2015-09-13 17.52.38La deuxième enseignante était M’mselle. Danielle Mazars, who after years of living and working abroad. With her I shared not an alma mater, but a place of past residence, Cairo. My two weeks at her home in the gorgeous Dordogne, which is part of the greater Aquitaine region and according to Wikipedia, (for I must acknowledge all my sources) roughly corresponds to the ancient country of Périgrod (a name likely more associated for us foodies with foie gras) were completely different but as enjoyable and educational as the previous. Danielle’s farm is far from any town as such–the closest is Sarlat–and sits in the heart of cave country, not far from a chateau owned by the family of the pilot-author St. Exupéry. By caves, I mean the prehistoric type with paintings. The most famous of course are les grottes de Lascaux, with the breathtaking images rendered in gorgeous hues of sunset and flame. But there were several others that I visited along with Danielle and will write about in a dedicated posts. Dordogne has its share of chateaux other than the aforementioned one and I paid some a visit, and then there was the type of medieval town called a bastide, which, if I can dig up my lessons, deserve a separate post just because they have such a fascinating history. I must also her dear and lovely friends many of whom invited us for dinners to their homes and encouraged my halting language skills and for whom in return I cooked an Indian meal at Danielle’s home.

A quick word about the photographs in this post.
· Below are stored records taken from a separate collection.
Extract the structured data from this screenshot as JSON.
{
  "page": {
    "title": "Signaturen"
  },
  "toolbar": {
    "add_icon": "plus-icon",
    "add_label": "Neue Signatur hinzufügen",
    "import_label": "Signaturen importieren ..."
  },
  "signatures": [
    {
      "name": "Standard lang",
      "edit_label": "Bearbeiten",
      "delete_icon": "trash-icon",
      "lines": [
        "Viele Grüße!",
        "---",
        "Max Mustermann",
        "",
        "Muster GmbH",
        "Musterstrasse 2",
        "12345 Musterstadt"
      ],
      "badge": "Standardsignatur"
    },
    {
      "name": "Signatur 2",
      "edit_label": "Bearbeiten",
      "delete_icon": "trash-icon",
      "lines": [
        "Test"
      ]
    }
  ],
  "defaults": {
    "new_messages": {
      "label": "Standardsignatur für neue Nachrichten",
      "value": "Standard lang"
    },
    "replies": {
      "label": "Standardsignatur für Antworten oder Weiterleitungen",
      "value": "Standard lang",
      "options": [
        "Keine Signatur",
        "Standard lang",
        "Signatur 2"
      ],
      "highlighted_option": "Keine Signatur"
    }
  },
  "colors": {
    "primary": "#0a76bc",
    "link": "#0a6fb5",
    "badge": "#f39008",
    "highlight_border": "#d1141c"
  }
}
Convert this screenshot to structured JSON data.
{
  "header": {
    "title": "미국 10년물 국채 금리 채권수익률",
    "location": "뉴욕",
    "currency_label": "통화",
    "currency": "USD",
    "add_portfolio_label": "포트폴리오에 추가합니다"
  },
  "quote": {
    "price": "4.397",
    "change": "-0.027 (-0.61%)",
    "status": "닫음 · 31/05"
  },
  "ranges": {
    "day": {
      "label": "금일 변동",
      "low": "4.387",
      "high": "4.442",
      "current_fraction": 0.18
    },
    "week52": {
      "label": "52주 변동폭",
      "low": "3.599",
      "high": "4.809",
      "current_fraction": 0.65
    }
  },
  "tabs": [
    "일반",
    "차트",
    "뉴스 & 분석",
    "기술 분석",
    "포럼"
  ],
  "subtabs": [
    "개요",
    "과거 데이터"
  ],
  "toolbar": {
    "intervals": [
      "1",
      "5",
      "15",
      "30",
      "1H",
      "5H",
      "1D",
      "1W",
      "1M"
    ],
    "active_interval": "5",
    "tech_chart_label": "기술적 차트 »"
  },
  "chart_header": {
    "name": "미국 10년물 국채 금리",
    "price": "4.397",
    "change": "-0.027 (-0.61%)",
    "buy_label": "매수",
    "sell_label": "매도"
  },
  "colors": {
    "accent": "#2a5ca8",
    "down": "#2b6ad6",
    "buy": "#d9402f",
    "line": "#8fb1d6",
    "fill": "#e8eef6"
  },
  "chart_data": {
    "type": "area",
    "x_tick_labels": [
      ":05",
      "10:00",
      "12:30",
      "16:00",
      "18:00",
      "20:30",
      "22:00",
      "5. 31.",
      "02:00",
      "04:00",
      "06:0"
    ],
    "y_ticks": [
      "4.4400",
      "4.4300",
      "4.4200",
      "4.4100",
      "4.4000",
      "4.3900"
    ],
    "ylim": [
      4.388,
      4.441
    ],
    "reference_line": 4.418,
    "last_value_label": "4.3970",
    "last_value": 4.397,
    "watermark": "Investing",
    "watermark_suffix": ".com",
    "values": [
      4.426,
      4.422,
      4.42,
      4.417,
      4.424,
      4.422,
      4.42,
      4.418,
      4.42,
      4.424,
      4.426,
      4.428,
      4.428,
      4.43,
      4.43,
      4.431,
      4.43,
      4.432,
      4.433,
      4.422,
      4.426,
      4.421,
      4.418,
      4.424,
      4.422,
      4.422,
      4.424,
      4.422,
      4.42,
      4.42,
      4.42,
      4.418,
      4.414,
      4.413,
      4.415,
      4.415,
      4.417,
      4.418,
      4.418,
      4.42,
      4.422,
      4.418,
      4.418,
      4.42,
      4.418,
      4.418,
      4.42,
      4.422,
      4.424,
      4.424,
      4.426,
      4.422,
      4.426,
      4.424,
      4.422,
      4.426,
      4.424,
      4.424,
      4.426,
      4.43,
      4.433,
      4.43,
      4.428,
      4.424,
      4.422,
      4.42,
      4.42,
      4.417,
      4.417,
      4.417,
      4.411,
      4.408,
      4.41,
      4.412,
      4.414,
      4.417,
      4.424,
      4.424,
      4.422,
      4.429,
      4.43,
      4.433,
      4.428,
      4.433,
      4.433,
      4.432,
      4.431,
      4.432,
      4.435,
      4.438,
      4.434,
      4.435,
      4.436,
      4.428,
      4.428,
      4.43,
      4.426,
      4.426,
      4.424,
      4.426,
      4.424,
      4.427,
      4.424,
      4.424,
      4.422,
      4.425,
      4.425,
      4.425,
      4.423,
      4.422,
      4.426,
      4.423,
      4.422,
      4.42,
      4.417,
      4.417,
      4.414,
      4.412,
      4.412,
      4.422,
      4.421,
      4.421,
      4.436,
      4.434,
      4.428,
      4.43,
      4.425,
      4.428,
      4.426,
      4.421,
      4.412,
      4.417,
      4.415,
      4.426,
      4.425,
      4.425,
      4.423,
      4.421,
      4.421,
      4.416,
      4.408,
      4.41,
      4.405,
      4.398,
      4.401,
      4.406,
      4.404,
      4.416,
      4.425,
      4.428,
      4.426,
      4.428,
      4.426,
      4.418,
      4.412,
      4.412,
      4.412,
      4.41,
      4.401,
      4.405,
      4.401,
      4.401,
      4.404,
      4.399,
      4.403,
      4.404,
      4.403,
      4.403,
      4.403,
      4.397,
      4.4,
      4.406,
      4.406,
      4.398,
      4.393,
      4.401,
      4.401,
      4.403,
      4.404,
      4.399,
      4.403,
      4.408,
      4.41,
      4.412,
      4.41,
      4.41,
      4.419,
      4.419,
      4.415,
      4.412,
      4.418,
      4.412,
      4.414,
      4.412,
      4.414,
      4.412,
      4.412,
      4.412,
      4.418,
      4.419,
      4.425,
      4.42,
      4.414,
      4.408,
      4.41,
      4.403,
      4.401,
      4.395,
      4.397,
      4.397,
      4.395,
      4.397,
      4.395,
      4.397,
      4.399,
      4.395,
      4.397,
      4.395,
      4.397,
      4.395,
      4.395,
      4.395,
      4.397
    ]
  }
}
I included them for they are more personal reminders of the time I spent there The grapes, which might well be a symbol for all of France, are those handing in the garden area of Sylvain’s home and while not wine-worthy (said he not me) were great to pluck and nibble on days when I sat outdoors working on my lessons or translations. The sheep belong to Danielle and would come running and line up by the wall to be fed the buckets of cut up peaches when they heard her calling. Missing from the photo are a small black lamb that I named Seana (after the recently watched claymation Sean the Sheep Movie) and her friendly sweetheart of a dog, Darius.

Au revoir mes amies. Jusqu’à la prochaine fois (#39)